|Cooperative Classification||G02B7/00, G02B7/008, G03F7/70825, G02B1/10|
|European Classification||G03F7/70P2D, G02B7/00, G02B1/10, G02B7/00T|
|Dec 21, 1998||AS||Assignment|
Owner name: REGENTS OF THE UNIVERSITY OF CALIFORNIA, THE, CALI
Free format text: ASSIGNMENT OF ASSIGNORS INTEREST;ASSIGNORS:HALE, LAYTON C.;MALSBURY, TERRY N.;PATTERSON, STEVEN R.;REEL/FRAME:009665/0680;SIGNING DATES FROM 19980130 TO 19981215
|Feb 9, 2001||AS||Assignment|
|Oct 12, 2001||AS||Assignment|
|Jun 17, 2004||FPAY||Fee payment|
Year of fee payment: 4
|Sep 29, 2008||FPAY||Fee payment|
Year of fee payment: 8

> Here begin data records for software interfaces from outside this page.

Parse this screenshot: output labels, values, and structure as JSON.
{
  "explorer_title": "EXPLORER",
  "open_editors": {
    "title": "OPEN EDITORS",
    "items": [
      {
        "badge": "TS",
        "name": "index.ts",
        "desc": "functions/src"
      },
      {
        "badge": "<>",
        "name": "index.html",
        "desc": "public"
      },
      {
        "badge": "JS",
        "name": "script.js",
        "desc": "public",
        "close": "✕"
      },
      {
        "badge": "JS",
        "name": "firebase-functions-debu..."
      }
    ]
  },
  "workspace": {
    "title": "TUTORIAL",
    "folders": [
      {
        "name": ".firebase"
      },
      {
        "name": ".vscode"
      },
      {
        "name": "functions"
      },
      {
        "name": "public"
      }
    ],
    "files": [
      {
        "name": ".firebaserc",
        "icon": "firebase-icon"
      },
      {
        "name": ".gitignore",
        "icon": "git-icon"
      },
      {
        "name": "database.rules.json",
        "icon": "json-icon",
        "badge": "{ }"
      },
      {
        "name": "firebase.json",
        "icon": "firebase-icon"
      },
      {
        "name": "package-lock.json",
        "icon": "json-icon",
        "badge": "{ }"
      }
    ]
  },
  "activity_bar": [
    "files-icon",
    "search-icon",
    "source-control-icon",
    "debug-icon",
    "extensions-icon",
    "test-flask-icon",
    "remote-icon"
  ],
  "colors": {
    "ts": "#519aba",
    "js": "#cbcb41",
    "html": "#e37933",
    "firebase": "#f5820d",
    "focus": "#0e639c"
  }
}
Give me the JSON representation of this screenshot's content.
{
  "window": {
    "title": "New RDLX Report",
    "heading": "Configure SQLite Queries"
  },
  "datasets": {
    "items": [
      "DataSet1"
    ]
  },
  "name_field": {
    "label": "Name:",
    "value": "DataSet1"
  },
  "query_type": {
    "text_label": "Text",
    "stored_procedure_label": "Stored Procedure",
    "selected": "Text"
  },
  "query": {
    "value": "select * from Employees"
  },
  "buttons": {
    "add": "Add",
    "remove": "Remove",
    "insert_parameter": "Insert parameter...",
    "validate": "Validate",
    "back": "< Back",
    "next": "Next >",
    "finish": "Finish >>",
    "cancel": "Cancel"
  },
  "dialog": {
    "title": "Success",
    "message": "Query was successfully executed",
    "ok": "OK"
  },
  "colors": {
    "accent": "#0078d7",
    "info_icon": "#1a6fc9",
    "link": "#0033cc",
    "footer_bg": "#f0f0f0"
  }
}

|Aug 29, 2012||FPAY||Fee payment|
Year of fee payment: 12